-- Opening Marker --

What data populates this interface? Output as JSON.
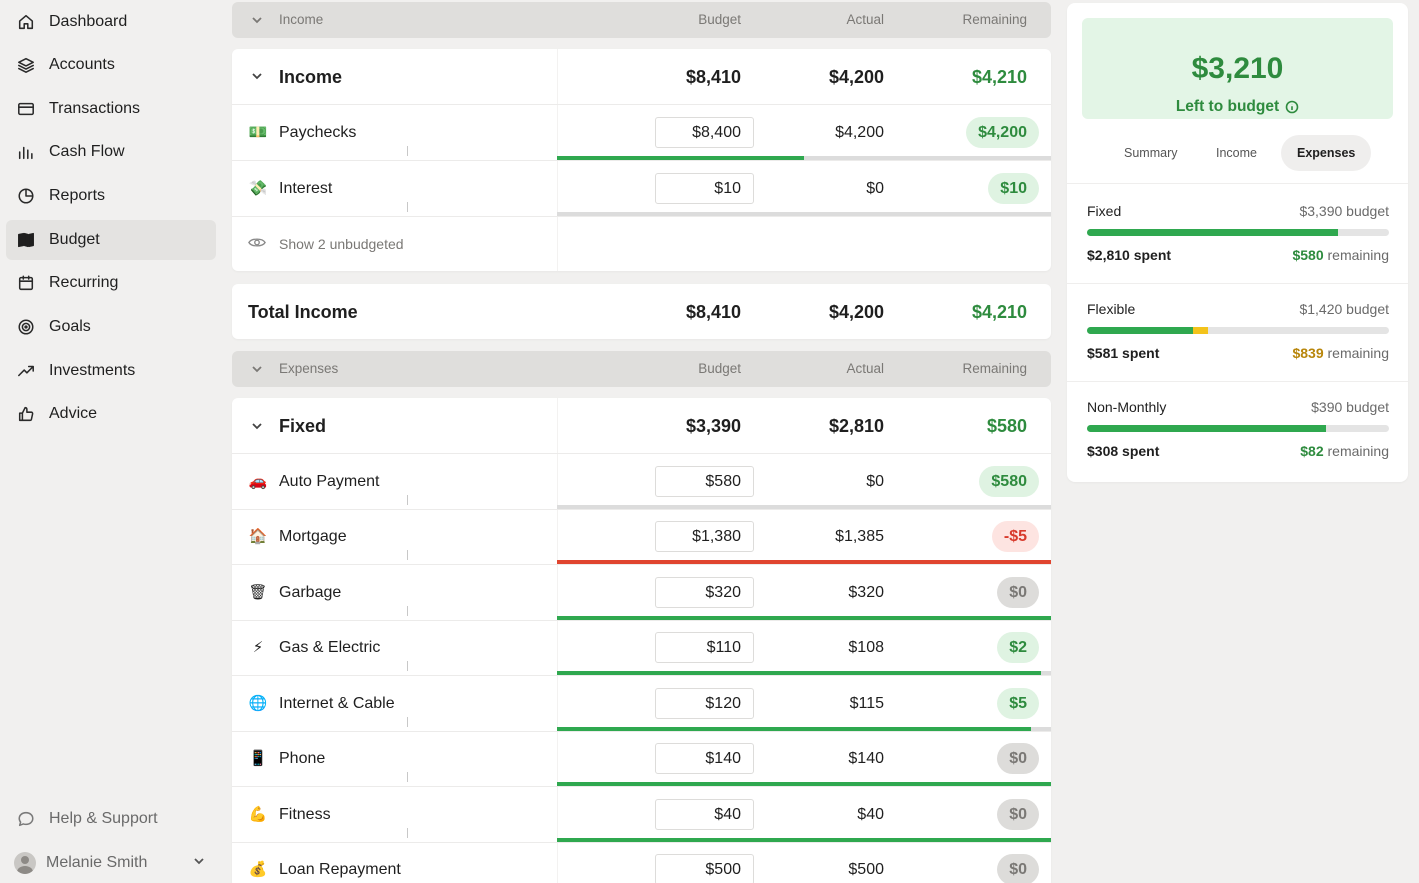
{
  "sidebar": {
    "items": [
      {
        "label": "Dashboard",
        "icon": "home-icon"
      },
      {
        "label": "Accounts",
        "icon": "layers-icon"
      },
      {
        "label": "Transactions",
        "icon": "card-icon"
      },
      {
        "label": "Cash Flow",
        "icon": "bar-chart-icon"
      },
      {
        "label": "Reports",
        "icon": "pie-chart-icon"
      },
      {
        "label": "Budget",
        "icon": "map-icon"
      },
      {
        "label": "Recurring",
        "icon": "calendar-icon"
      },
      {
        "label": "Goals",
        "icon": "target-icon"
      },
      {
        "label": "Investments",
        "icon": "trend-up-icon"
      },
      {
        "label": "Advice",
        "icon": "thumbs-up-icon"
      }
    ],
    "help_label": "Help & Support",
    "user_name": "Melanie Smith"
  },
  "income_header": {
    "title": "Income",
    "budget": "Budget",
    "actual": "Actual",
    "remaining": "Remaining"
  },
  "income_group": {
    "title": "Income",
    "budget": "$8,410",
    "actual": "$4,200",
    "remaining": "$4,210"
  },
  "income_items": [
    {
      "icon": "💵",
      "name": "Paychecks",
      "budget": "$8,400",
      "actual": "$4,200",
      "remaining": "$4,200",
      "status": "g",
      "progress": 0.5,
      "bar_color": "#2fa84f"
    },
    {
      "icon": "💸",
      "name": "Interest",
      "budget": "$10",
      "actual": "$0",
      "remaining": "$10",
      "status": "g",
      "progress": 0,
      "bar_color": "#2fa84f"
    }
  ],
  "show_unbudgeted": "Show 2 unbudgeted",
  "total_income": {
    "label": "Total Income",
    "budget": "$8,410",
    "actual": "$4,200",
    "remaining": "$4,210"
  },
  "expenses_header": {
    "title": "Expenses",
    "budget": "Budget",
    "actual": "Actual",
    "remaining": "Remaining"
  },
  "fixed_group": {
    "title": "Fixed",
    "budget": "$3,390",
    "actual": "$2,810",
    "remaining": "$580"
  },
  "fixed_items": [
    {
      "icon": "🚗",
      "name": "Auto Payment",
      "budget": "$580",
      "actual": "$0",
      "remaining": "$580",
      "status": "g",
      "progress": 0,
      "bar_color": "#2fa84f"
    },
    {
      "icon": "🏠",
      "name": "Mortgage",
      "budget": "$1,380",
      "actual": "$1,385",
      "remaining": "-$5",
      "status": "r",
      "progress": 1,
      "bar_color": "#e0452f"
    },
    {
      "icon": "🗑",
      "name": "Garbage",
      "budget": "$320",
      "actual": "$320",
      "remaining": "$0",
      "status": "n",
      "progress": 1,
      "bar_color": "#2fa84f"
    },
    {
      "icon": "⚡",
      "name": "Gas & Electric",
      "budget": "$110",
      "actual": "$108",
      "remaining": "$2",
      "status": "g",
      "progress": 0.98,
      "bar_color": "#2fa84f"
    },
    {
      "icon": "🌐",
      "name": "Internet & Cable",
      "budget": "$120",
      "actual": "$115",
      "remaining": "$5",
      "status": "g",
      "progress": 0.96,
      "bar_color": "#2fa84f"
    },
    {
      "icon": "📱",
      "name": "Phone",
      "budget": "$140",
      "actual": "$140",
      "remaining": "$0",
      "status": "n",
      "progress": 1,
      "bar_color": "#2fa84f"
    },
    {
      "icon": "💪",
      "name": "Fitness",
      "budget": "$40",
      "actual": "$40",
      "remaining": "$0",
      "status": "n",
      "progress": 1,
      "bar_color": "#2fa84f"
    },
    {
      "icon": "💰",
      "name": "Loan Repayment",
      "budget": "$500",
      "actual": "$500",
      "remaining": "$0",
      "status": "n",
      "progress": 1,
      "bar_color": "#2fa84f"
    }
  ],
  "summary": {
    "left_amount": "$3,210",
    "left_label": "Left to budget",
    "tabs": [
      "Summary",
      "Income",
      "Expenses"
    ],
    "active_tab": "Expenses",
    "groups": [
      {
        "name": "Fixed",
        "budget": "$3,390 budget",
        "spent": "$2,810 spent",
        "remaining_amt": "$580",
        "remaining_word": "remaining",
        "progress": 0.83,
        "over": 0,
        "amber": false
      },
      {
        "name": "Flexible",
        "budget": "$1,420 budget",
        "spent": "$581 spent",
        "remaining_amt": "$839",
        "remaining_word": "remaining",
        "progress": 0.35,
        "over": 0.05,
        "amber": true
      },
      {
        "name": "Non-Monthly",
        "budget": "$390 budget",
        "spent": "$308 spent",
        "remaining_amt": "$82",
        "remaining_word": "remaining",
        "progress": 0.79,
        "over": 0,
        "amber": false
      }
    ]
  },
  "colors": {
    "green": "#2e8b3e",
    "red": "#d83a2c",
    "bar_green": "#2fa84f",
    "bar_red": "#e0452f",
    "amber": "#f3c31b"
  }
}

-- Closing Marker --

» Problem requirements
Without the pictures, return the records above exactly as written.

» Written answer
What data populates this interface? Output as JSON.
{
  "sidebar": {
    "items": [
      {
        "label": "Dashboard",
        "icon": "home-icon"
      },
      {
        "label": "Accounts",
        "icon": "layers-icon"
      },
      {
        "label": "Transactions",
        "icon": "card-icon"
      },
      {
        "label": "Cash Flow",
        "icon": "bar-chart-icon"
      },
      {
        "label": "Reports",
        "icon": "pie-chart-icon"
      },
      {
        "label": "Budget",
        "icon": "map-icon"
      },
      {
        "label": "Recurring",
        "icon": "calendar-icon"
      },
      {
        "label": "Goals",
        "icon": "target-icon"
      },
      {
        "label": "Investments",
        "icon": "trend-up-icon"
      },
      {
        "label": "Advice",
        "icon": "thumbs-up-icon"
      }
    ],
    "help_label": "Help & Support",
    "user_name": "Melanie Smith"
  },
  "income_header": {
    "title": "Income",
    "budget": "Budget",
    "actual": "Actual",
    "remaining": "Remaining"
  },
  "income_group": {
    "title": "Income",
    "budget": "$8,410",
    "actual": "$4,200",
    "remaining": "$4,210"
  },
  "income_items": [
    {
      "icon": "💵",
      "name": "Paychecks",
      "budget": "$8,400",
      "actual": "$4,200",
      "remaining": "$4,200",
      "status": "g",
      "progress": 0.5,
      "bar_color": "#2fa84f"
    },
    {
      "icon": "💸",
      "name": "Interest",
      "budget": "$10",
      "actual": "$0",
      "remaining": "$10",
      "status": "g",
      "progress": 0,
      "bar_color": "#2fa84f"
    }
  ],
  "show_unbudgeted": "Show 2 unbudgeted",
  "total_income": {
    "label": "Total Income",
    "budget": "$8,410",
    "actual": "$4,200",
    "remaining": "$4,210"
  },
  "expenses_header": {
    "title": "Expenses",
    "budget": "Budget",
    "actual": "Actual",
    "remaining": "Remaining"
  },
  "fixed_group": {
    "title": "Fixed",
    "budget": "$3,390",
    "actual": "$2,810",
    "remaining": "$580"
  },
  "fixed_items": [
    {
      "icon": "🚗",
      "name": "Auto Payment",
      "budget": "$580",
      "actual": "$0",
      "remaining": "$580",
      "status": "g",
      "progress": 0,
      "bar_color": "#2fa84f"
    },
    {
      "icon": "🏠",
      "name": "Mortgage",
      "budget": "$1,380",
      "actual": "$1,385",
      "remaining": "-$5",
      "status": "r",
      "progress": 1,
      "bar_color": "#e0452f"
    },
    {
      "icon": "🗑",
      "name": "Garbage",
      "budget": "$320",
      "actual": "$320",
      "remaining": "$0",
      "status": "n",
      "progress": 1,
      "bar_color": "#2fa84f"
    },
    {
      "icon": "⚡",
      "name": "Gas & Electric",
      "budget": "$110",
      "actual": "$108",
      "remaining": "$2",
      "status": "g",
      "progress": 0.98,
      "bar_color": "#2fa84f"
    },
    {
      "icon": "🌐",
      "name": "Internet & Cable",
      "budget": "$120",
      "actual": "$115",
      "remaining": "$5",
      "status": "g",
      "progress": 0.96,
      "bar_color": "#2fa84f"
    },
    {
      "icon": "📱",
      "name": "Phone",
      "budget": "$140",
      "actual": "$140",
      "remaining": "$0",
      "status": "n",
      "progress": 1,
      "bar_color": "#2fa84f"
    },
    {
      "icon": "💪",
      "name": "Fitness",
      "budget": "$40",
      "actual": "$40",
      "remaining": "$0",
      "status": "n",
      "progress": 1,
      "bar_color": "#2fa84f"
    },
    {
      "icon": "💰",
      "name": "Loan Repayment",
      "budget": "$500",
      "actual": "$500",
      "remaining": "$0",
      "status": "n",
      "progress": 1,
      "bar_color": "#2fa84f"
    }
  ],
  "summary": {
    "left_amount": "$3,210",
    "left_label": "Left to budget",
    "tabs": [
      "Summary",
      "Income",
      "Expenses"
    ],
    "active_tab": "Expenses",
    "groups": [
      {
        "name": "Fixed",
        "budget": "$3,390 budget",
        "spent": "$2,810 spent",
        "remaining_amt": "$580",
        "remaining_word": "remaining",
        "progress": 0.83,
        "over": 0,
        "amber": false
      },
      {
        "name": "Flexible",
        "budget": "$1,420 budget",
        "spent": "$581 spent",
        "remaining_amt": "$839",
        "remaining_word": "remaining",
        "progress": 0.35,
        "over": 0.05,
        "amber": true
      },
      {
        "name": "Non-Monthly",
        "budget": "$390 budget",
        "spent": "$308 spent",
        "remaining_amt": "$82",
        "remaining_word": "remaining",
        "progress": 0.79,
        "over": 0,
        "amber": false
      }
    ]
  },
  "colors": {
    "green": "#2e8b3e",
    "red": "#d83a2c",
    "bar_green": "#2fa84f",
    "bar_red": "#e0452f",
    "amber": "#f3c31b"
  }
}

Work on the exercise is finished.